■ WHAT THE TASK ASKS ■
Show, from the records below, all lines that contain the word "JSON".

■ STORED DATA ■

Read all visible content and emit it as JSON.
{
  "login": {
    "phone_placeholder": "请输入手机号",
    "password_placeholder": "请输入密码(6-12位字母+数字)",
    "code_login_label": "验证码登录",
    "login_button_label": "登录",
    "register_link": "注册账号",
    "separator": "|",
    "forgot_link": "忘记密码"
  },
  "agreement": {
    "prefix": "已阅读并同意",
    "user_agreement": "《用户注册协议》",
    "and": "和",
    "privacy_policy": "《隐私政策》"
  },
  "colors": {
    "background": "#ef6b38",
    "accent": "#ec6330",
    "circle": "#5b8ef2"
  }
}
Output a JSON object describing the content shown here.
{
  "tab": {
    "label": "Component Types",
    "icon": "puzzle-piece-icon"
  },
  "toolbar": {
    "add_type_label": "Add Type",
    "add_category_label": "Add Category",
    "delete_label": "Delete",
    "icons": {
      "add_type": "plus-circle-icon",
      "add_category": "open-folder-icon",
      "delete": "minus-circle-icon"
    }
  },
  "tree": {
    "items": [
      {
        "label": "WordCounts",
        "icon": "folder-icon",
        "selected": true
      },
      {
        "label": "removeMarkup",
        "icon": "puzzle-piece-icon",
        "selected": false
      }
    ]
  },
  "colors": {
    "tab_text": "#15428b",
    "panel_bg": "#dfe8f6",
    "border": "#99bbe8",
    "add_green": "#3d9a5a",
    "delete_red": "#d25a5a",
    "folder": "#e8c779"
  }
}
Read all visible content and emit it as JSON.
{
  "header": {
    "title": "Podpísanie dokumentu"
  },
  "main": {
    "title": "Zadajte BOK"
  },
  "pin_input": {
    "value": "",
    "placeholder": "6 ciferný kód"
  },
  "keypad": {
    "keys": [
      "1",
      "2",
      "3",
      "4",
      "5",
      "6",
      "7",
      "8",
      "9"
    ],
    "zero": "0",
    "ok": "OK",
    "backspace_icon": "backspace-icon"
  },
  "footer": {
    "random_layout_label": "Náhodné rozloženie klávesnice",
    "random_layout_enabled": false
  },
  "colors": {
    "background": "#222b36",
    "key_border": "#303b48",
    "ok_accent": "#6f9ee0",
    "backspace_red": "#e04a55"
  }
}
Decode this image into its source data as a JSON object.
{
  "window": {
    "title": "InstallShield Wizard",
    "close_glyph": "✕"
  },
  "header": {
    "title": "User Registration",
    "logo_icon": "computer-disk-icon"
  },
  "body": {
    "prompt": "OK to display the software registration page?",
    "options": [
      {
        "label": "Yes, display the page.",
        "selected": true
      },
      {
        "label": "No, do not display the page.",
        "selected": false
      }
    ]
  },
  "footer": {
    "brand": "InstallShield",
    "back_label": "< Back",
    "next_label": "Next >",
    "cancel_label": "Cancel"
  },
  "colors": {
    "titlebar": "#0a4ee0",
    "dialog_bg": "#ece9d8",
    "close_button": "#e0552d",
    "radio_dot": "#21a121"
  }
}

■ RESPONSE BELOW ■
Read all visible content and emit it as JSON.
Output a JSON object describing the content shown here.
Read all visible content and emit it as JSON.
Decode this image into its source data as a JSON object.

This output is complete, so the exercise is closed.